Records from a data collection:
*** Begin section ***
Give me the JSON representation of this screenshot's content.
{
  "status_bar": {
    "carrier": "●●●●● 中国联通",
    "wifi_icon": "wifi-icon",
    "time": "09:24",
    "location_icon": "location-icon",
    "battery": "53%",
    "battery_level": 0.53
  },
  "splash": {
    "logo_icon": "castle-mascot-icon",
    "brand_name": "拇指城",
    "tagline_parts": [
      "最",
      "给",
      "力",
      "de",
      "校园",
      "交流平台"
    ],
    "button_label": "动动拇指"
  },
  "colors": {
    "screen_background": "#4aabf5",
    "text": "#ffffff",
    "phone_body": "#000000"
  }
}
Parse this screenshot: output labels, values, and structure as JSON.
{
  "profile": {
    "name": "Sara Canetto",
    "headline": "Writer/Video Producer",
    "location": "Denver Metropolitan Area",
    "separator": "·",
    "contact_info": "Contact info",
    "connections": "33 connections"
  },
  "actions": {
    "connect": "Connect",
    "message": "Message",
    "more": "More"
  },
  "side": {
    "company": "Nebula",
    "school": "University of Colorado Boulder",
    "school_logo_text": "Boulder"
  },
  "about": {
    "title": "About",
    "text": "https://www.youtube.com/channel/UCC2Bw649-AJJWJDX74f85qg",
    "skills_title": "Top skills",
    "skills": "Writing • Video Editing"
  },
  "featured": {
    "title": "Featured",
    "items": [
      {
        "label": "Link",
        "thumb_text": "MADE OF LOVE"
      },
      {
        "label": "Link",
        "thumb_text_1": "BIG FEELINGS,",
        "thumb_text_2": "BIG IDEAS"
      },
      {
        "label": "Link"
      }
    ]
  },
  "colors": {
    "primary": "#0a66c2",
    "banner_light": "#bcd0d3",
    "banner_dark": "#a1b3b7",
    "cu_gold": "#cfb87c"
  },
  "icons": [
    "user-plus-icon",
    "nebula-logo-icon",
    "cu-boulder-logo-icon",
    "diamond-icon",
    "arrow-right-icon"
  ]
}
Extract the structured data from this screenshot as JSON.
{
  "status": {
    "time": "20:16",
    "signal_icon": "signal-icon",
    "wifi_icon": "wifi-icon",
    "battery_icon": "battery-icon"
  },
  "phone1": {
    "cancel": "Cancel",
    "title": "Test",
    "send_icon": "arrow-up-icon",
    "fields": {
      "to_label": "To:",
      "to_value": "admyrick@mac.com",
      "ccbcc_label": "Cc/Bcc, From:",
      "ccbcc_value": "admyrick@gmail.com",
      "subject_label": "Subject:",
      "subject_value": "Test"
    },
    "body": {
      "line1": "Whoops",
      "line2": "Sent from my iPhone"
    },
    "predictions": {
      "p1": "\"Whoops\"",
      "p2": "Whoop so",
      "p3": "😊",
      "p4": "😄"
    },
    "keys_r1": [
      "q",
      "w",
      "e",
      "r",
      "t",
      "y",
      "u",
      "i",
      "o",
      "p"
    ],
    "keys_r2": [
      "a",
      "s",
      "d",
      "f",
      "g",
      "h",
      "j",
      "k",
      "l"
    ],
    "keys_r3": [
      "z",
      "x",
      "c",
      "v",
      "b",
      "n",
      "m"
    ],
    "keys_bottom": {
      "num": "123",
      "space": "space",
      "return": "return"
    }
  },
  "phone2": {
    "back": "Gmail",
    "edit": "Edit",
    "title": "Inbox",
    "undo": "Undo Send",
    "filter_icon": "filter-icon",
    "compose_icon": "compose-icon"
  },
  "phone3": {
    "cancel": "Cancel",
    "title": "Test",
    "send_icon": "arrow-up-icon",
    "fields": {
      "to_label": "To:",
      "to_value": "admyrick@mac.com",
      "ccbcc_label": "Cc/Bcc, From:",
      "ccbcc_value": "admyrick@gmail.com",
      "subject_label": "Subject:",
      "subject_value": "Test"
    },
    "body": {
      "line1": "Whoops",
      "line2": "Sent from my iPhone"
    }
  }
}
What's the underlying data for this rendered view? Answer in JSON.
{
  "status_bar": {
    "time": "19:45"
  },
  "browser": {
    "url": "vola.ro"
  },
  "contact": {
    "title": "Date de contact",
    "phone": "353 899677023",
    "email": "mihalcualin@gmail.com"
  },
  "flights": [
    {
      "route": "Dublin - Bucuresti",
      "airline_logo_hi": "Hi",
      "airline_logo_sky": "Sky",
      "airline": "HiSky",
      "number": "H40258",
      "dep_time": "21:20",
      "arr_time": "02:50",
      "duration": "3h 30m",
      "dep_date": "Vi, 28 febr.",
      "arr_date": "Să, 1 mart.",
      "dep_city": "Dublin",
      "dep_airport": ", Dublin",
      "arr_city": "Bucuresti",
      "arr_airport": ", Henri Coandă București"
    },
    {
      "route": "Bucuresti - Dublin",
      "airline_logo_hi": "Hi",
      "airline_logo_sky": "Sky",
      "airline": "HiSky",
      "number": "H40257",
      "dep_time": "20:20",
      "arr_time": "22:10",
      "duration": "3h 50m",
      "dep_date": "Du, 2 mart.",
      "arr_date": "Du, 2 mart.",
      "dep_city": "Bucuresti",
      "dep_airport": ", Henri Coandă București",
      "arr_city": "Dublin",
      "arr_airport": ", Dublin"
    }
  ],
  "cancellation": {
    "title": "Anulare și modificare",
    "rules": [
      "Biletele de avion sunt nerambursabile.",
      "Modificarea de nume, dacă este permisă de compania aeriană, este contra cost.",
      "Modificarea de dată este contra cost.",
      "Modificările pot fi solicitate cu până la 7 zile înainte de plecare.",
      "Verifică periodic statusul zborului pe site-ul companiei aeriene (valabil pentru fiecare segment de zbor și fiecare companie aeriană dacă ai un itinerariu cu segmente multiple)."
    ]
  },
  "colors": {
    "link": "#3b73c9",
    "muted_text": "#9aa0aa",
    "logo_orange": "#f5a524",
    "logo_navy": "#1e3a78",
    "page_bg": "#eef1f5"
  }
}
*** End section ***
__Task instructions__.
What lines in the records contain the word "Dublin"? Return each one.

__Answer box__.
      "route": "Dublin - Bucuresti",
      "dep_city": "Dublin",
      "dep_airport": ", Dublin",
      "route": "Bucuresti - Dublin",
      "arr_city": "Dublin",
      "arr_airport": ", Dublin"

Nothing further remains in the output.